This is a question I am asked a lot by students when they first enter the writing center. The whole point of the "rules" (though they really are more like guidelines) of English, both in the technical side, which is word choice, grammar, and punctuation, and the creative side, which is what points to talk about, and the way they are explained, is that you, the writer, have an idea in your head; you know it more than anyone else will, and that is because it is yours. You could write down a sentence you think displays that idea, and it would make sense to you, but when others read it, they will get from it a different idea than what you had intended. This is where the art of using English comes into play. You need to find the most efficient way to transfer your idea into someone else's head, without them losing your meaning. Grammar helps you by making sure everyone can understand the actual written material you have, as does punctuation; word choice narrows down what exactly your readers imagine (think of an ugly bird-- now think of a hideous bird; these two words have very similar meaning, but their slight differences help readers more accurately imagine what you are trying to display); and how you structure your sentences, paragraphs, and even whole paper helps guide the readers down a thought process.
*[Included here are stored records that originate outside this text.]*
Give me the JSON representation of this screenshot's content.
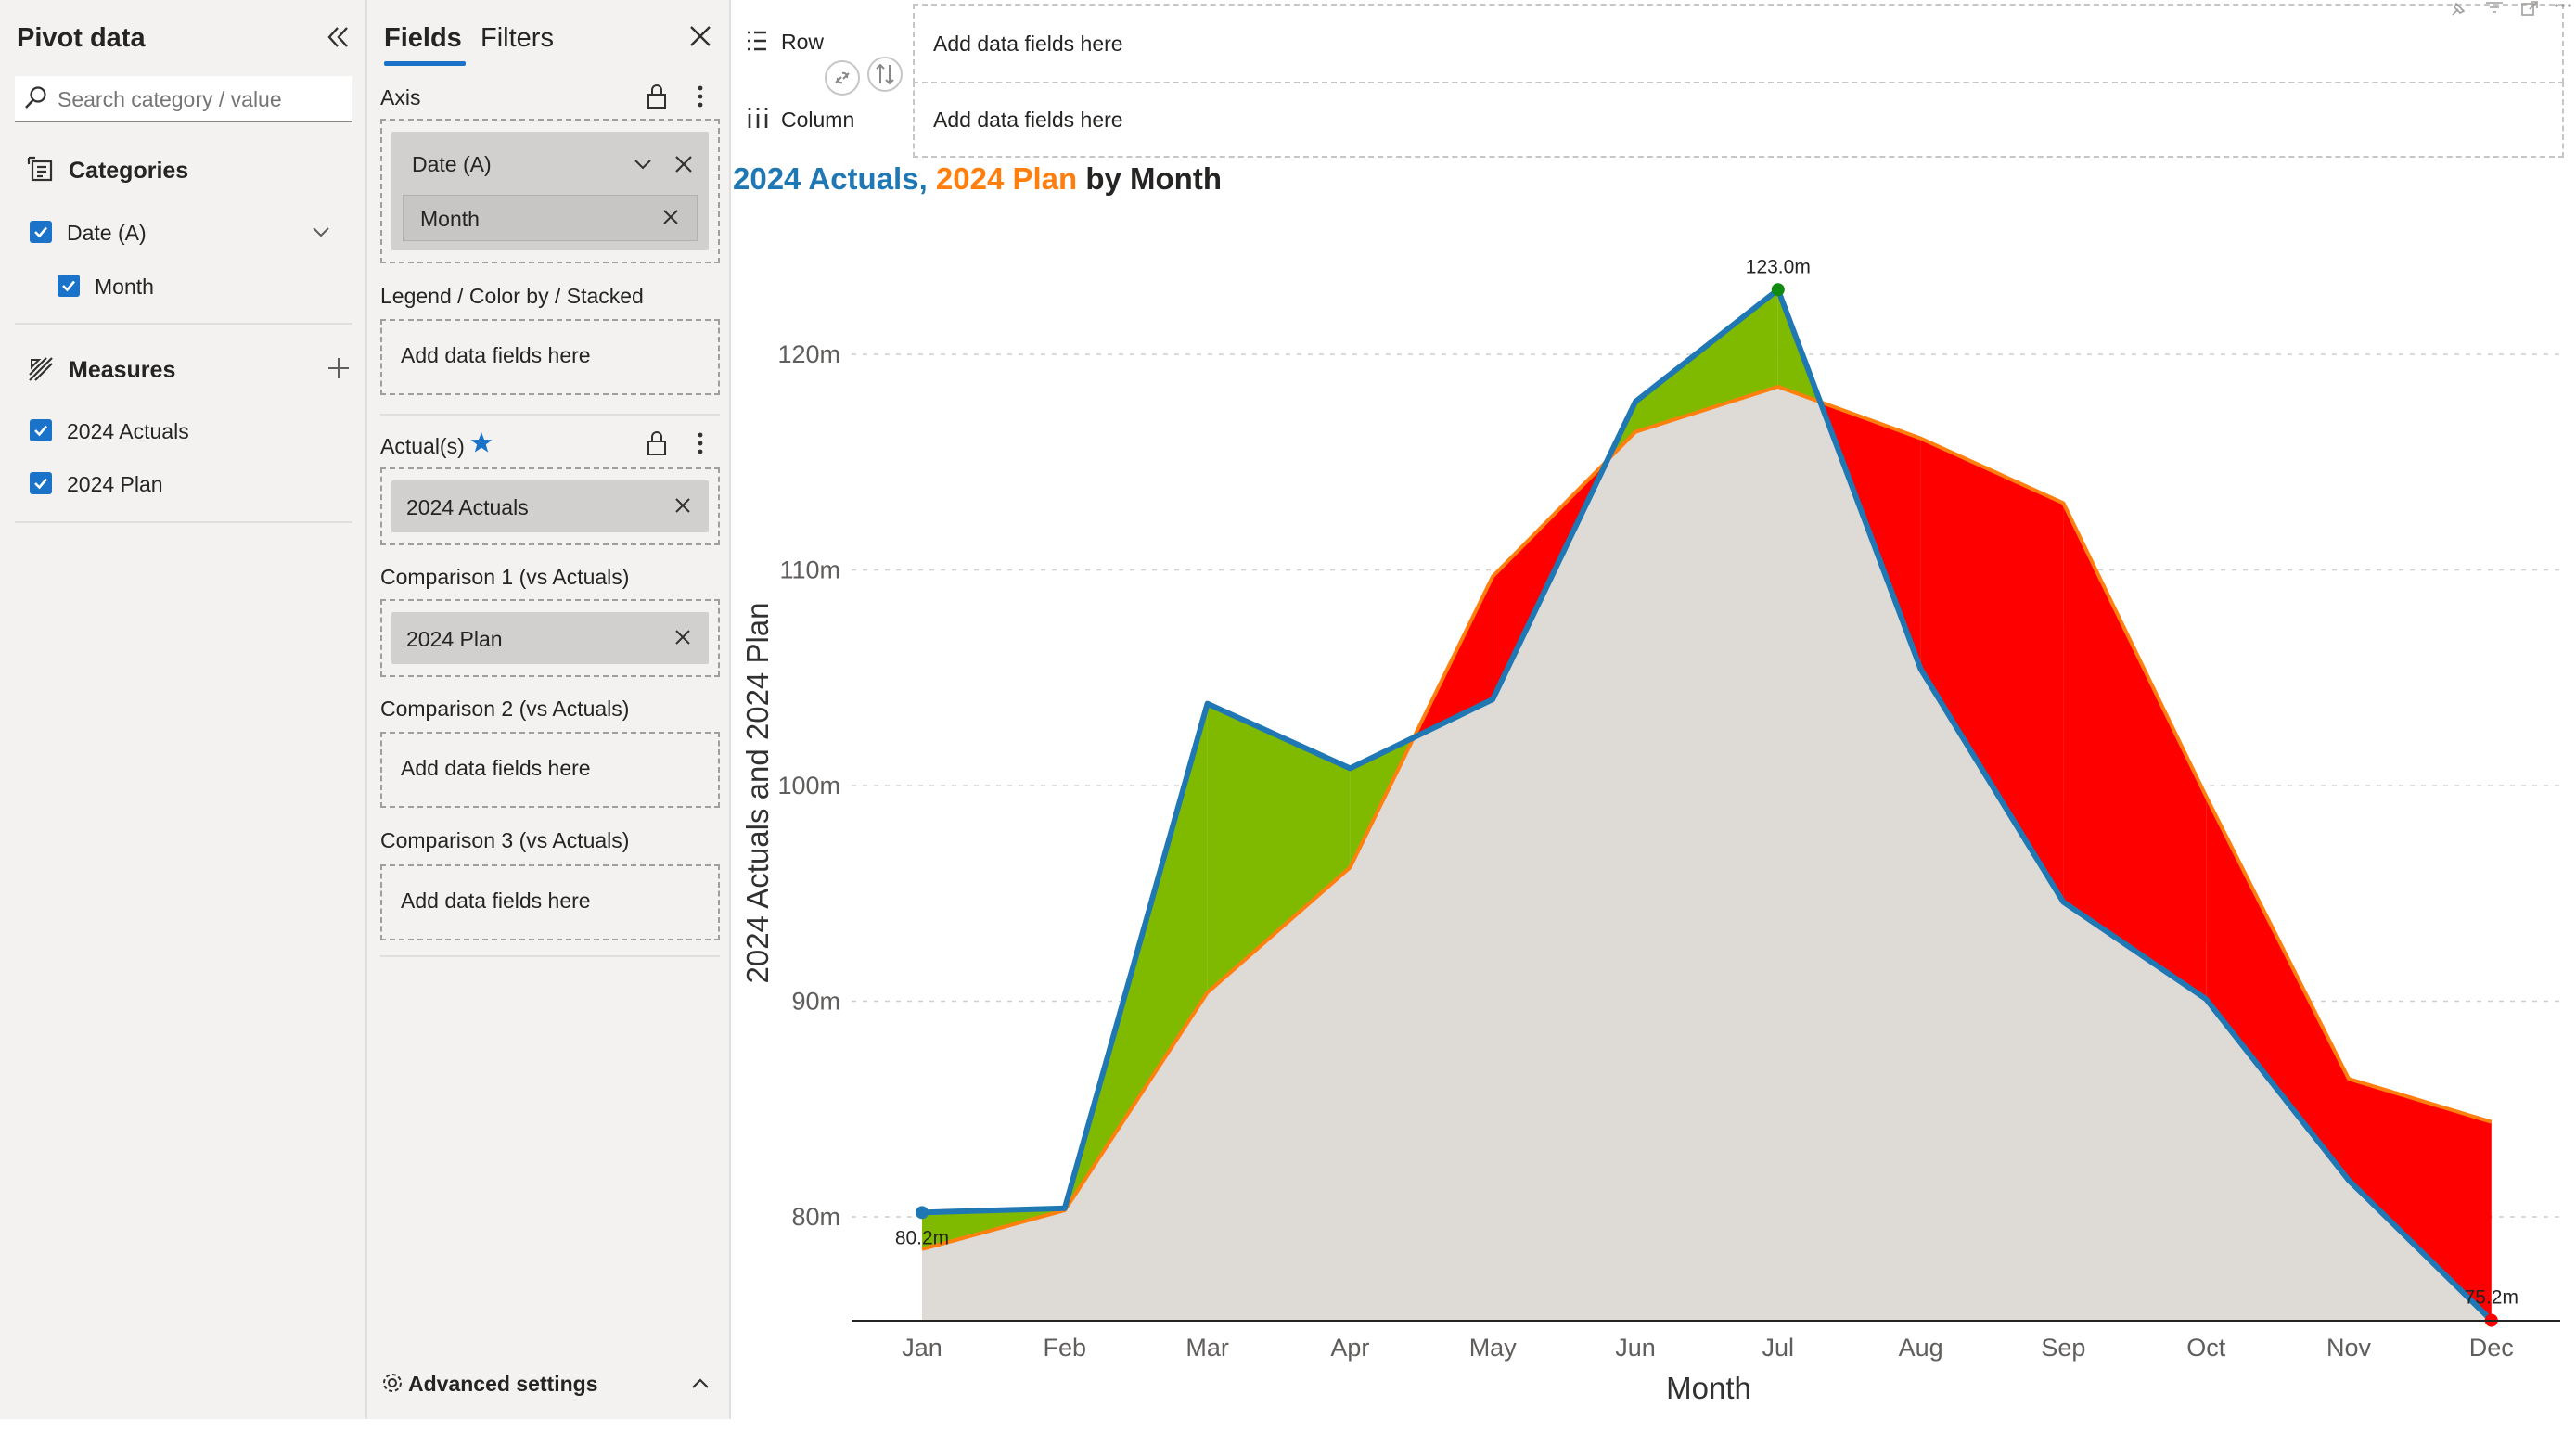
{
  "pivot": {
    "title": "Pivot data",
    "search_placeholder": "Search category / value",
    "categories_label": "Categories",
    "categories": [
      {
        "label": "Date (A)",
        "checked": true
      },
      {
        "label": "Month",
        "checked": true
      }
    ],
    "measures_label": "Measures",
    "measures": [
      {
        "label": "2024 Actuals",
        "checked": true
      },
      {
        "label": "2024 Plan",
        "checked": true
      }
    ]
  },
  "fields": {
    "tabs": [
      "Fields",
      "Filters"
    ],
    "active_tab": "Fields",
    "axis_label": "Axis",
    "axis_field": "Date (A)",
    "axis_sub_field": "Month",
    "legend_label": "Legend / Color by / Stacked",
    "legend_placeholder": "Add data fields here",
    "actuals_label": "Actual(s)",
    "actuals_field": "2024 Actuals",
    "comparison1_label": "Comparison 1 (vs Actuals)",
    "comparison1_field": "2024 Plan",
    "comparison2_label": "Comparison 2 (vs Actuals)",
    "comparison2_placeholder": "Add data fields here",
    "comparison3_label": "Comparison 3 (vs Actuals)",
    "comparison3_placeholder": "Add data fields here",
    "advanced_label": "Advanced settings"
  },
  "wells": {
    "row_label": "Row",
    "row_placeholder": "Add data fields here",
    "column_label": "Column",
    "column_placeholder": "Add data fields here"
  },
  "chart_title": {
    "part1": "2024 Actuals",
    "sep": ", ",
    "part2": "2024 Plan",
    "part3": " by Month"
  },
  "colors": {
    "actuals": "#1f77b4",
    "plan": "#ff7f0e",
    "positive": "#7fba00",
    "negative": "#ff0000",
    "baseline_fill": "#dedad6",
    "accent": "#1a73c8"
  },
  "chart_data": {
    "type": "area",
    "title": "2024 Actuals, 2024 Plan by Month",
    "xlabel": "Month",
    "ylabel": "2024 Actuals and 2024 Plan",
    "categories": [
      "Jan",
      "Feb",
      "Mar",
      "Apr",
      "May",
      "Jun",
      "Jul",
      "Aug",
      "Sep",
      "Oct",
      "Nov",
      "Dec"
    ],
    "series": [
      {
        "name": "2024 Actuals",
        "values": [
          80.2,
          80.4,
          103.8,
          100.8,
          104.0,
          117.8,
          123.0,
          105.4,
          94.6,
          90.1,
          81.7,
          75.2
        ]
      },
      {
        "name": "2024 Plan",
        "values": [
          78.5,
          80.3,
          90.4,
          96.2,
          109.7,
          116.4,
          118.5,
          116.1,
          113.1,
          99.5,
          86.4,
          84.4
        ]
      }
    ],
    "ylim": [
      75,
      126
    ],
    "yticks": [
      80,
      90,
      100,
      110,
      120
    ],
    "ytick_labels": [
      "80m",
      "90m",
      "100m",
      "110m",
      "120m"
    ],
    "grid": true,
    "annotations": [
      {
        "category": "Jan",
        "text": "80.2m"
      },
      {
        "category": "Jul",
        "text": "123.0m"
      },
      {
        "category": "Dec",
        "text": "75.2m"
      }
    ]
  }
}
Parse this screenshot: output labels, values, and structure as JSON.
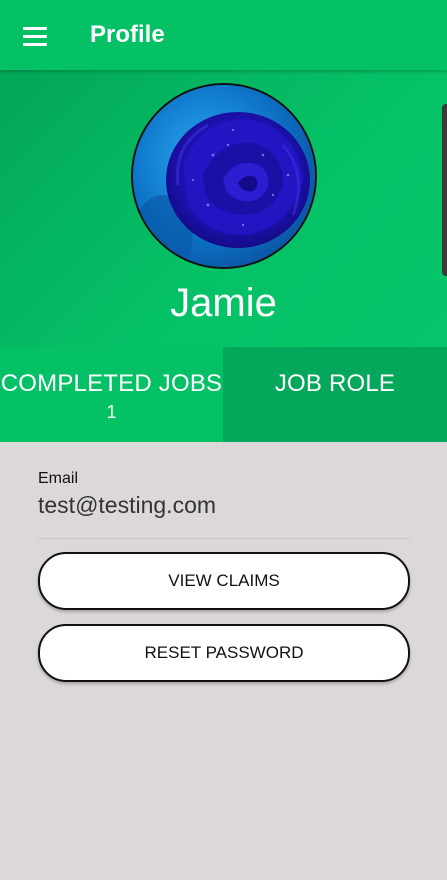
{
  "app_bar": {
    "title": "Profile",
    "menu_icon": "hamburger-menu-icon",
    "color": "#05c166"
  },
  "profile": {
    "name": "Jamie",
    "avatar_description": "blue-rose-avatar"
  },
  "stats": {
    "completed_jobs_label": "COMPLETED JOBS",
    "completed_jobs_value": "1",
    "job_role_label": "JOB ROLE",
    "job_role_value": ""
  },
  "details": {
    "email_label": "Email",
    "email_value": "test@testing.com"
  },
  "actions": {
    "view_claims_label": "VIEW CLAIMS",
    "reset_password_label": "RESET PASSWORD"
  },
  "colors": {
    "primary": "#05c166",
    "primary_dark": "#03a85a",
    "background": "#ddd8d8"
  }
}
Again, it may seem completely understandable to you, because you are already familiar with the idea you have, but you need to be clear in writing so that someone who knows nothing of what you are talking about can still follow the thought process you laid out, and end up with the same, or at least a very close, idea as you.